_Exercise_:
Print the lines below exactly, beginning with the one that contains "Parse this screenshot: output" and stopping after the last line.

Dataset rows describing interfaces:
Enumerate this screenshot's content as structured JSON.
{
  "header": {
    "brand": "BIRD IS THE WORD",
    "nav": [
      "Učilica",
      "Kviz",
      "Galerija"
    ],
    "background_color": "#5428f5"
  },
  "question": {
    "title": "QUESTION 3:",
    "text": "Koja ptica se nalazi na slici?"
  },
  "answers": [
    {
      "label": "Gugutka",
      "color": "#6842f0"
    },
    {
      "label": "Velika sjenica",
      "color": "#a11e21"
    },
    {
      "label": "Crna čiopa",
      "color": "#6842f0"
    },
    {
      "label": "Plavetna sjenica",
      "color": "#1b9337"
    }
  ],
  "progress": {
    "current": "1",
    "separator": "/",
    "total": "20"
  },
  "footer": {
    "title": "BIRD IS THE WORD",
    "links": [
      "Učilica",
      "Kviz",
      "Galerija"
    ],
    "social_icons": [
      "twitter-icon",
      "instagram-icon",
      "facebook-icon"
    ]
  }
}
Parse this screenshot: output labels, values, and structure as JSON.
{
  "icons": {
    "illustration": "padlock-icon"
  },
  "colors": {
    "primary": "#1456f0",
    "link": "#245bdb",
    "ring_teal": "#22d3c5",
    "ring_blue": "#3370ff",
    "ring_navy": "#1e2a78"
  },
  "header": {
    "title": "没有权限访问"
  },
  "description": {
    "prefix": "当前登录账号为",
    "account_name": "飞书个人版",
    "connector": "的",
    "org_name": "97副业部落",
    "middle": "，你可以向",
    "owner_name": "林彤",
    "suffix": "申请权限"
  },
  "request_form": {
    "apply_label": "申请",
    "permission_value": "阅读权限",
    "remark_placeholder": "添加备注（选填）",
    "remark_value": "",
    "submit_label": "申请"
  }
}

_Answer for this exercise_:
Parse this screenshot: output labels, values, and structure as JSON.
{
  "icons": {
    "illustration": "padlock-icon"
  },
  "colors": {
    "primary": "#1456f0",
    "link": "#245bdb",
    "ring_teal": "#22d3c5",
    "ring_blue": "#3370ff",
    "ring_navy": "#1e2a78"
  },
  "header": {
    "title": "没有权限访问"
  },
  "description": {
    "prefix": "当前登录账号为",
    "account_name": "飞书个人版",
    "connector": "的",
    "org_name": "97副业部落",
    "middle": "，你可以向",
    "owner_name": "林彤",
    "suffix": "申请权限"
  },
  "request_form": {
    "apply_label": "申请",
    "permission_value": "阅读权限",
    "remark_placeholder": "添加备注（选填）",
    "remark_value": "",
    "submit_label": "申请"
  }
}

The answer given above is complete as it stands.